### Brief
Reproduce each line of the entries that carries "name".

### Information
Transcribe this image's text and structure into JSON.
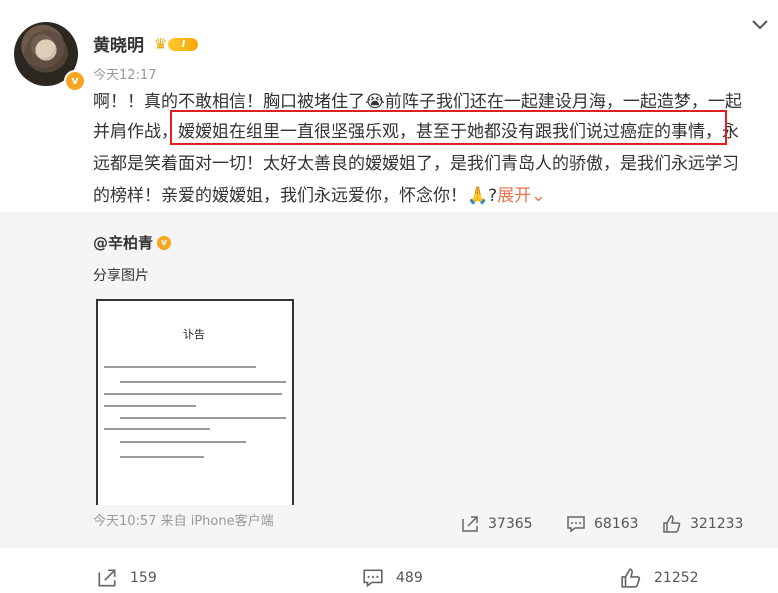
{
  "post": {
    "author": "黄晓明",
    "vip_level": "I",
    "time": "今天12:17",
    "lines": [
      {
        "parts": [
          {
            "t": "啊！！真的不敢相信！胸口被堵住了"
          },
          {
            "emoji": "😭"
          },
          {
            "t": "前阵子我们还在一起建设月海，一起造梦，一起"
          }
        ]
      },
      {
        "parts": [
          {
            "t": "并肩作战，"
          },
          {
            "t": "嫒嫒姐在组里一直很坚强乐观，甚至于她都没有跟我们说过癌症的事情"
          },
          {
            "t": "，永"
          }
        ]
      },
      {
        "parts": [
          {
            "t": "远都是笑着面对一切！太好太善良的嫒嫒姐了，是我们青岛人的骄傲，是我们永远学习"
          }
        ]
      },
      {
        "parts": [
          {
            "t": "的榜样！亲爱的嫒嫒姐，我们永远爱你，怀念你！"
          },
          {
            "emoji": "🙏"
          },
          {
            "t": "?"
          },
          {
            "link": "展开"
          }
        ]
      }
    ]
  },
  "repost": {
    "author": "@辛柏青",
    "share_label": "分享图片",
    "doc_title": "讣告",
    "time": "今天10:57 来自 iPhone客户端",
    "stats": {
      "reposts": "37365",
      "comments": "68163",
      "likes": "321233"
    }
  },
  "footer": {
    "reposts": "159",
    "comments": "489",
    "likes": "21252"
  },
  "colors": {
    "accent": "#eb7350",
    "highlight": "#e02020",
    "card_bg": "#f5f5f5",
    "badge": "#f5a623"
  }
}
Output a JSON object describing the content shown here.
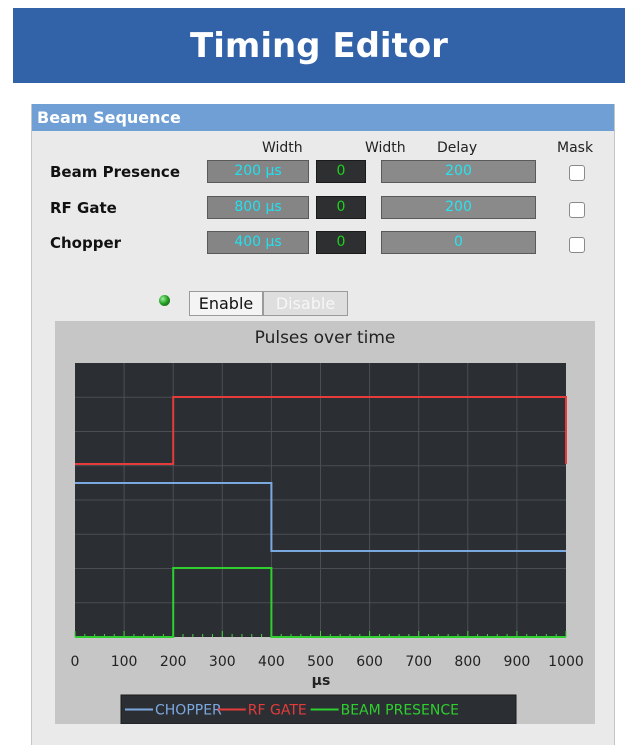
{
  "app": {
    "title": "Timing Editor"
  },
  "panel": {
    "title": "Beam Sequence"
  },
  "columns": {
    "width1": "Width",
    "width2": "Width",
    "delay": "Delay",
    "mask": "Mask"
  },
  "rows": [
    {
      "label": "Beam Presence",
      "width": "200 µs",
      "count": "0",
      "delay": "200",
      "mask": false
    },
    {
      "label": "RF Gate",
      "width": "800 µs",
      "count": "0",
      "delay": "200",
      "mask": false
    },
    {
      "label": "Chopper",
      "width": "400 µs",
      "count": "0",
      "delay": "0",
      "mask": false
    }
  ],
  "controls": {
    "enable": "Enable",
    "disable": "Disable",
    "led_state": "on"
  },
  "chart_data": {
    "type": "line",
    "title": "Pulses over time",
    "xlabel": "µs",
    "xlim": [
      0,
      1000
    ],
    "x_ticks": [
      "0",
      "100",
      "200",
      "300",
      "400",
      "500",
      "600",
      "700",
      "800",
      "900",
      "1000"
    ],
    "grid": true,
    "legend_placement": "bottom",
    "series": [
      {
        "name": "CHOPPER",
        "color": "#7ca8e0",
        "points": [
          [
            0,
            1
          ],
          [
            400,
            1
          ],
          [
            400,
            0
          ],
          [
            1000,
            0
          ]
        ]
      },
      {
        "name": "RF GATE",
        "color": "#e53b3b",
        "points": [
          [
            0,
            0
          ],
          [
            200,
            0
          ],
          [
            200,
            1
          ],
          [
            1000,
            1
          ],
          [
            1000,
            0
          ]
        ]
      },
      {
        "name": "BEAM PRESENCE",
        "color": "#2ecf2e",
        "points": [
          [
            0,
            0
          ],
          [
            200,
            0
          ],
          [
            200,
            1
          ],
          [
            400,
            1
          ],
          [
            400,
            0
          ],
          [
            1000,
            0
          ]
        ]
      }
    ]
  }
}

### Exercise output
        "name": "CHOPPER",
        "name": "RF GATE",
        "name": "BEAM PRESENCE",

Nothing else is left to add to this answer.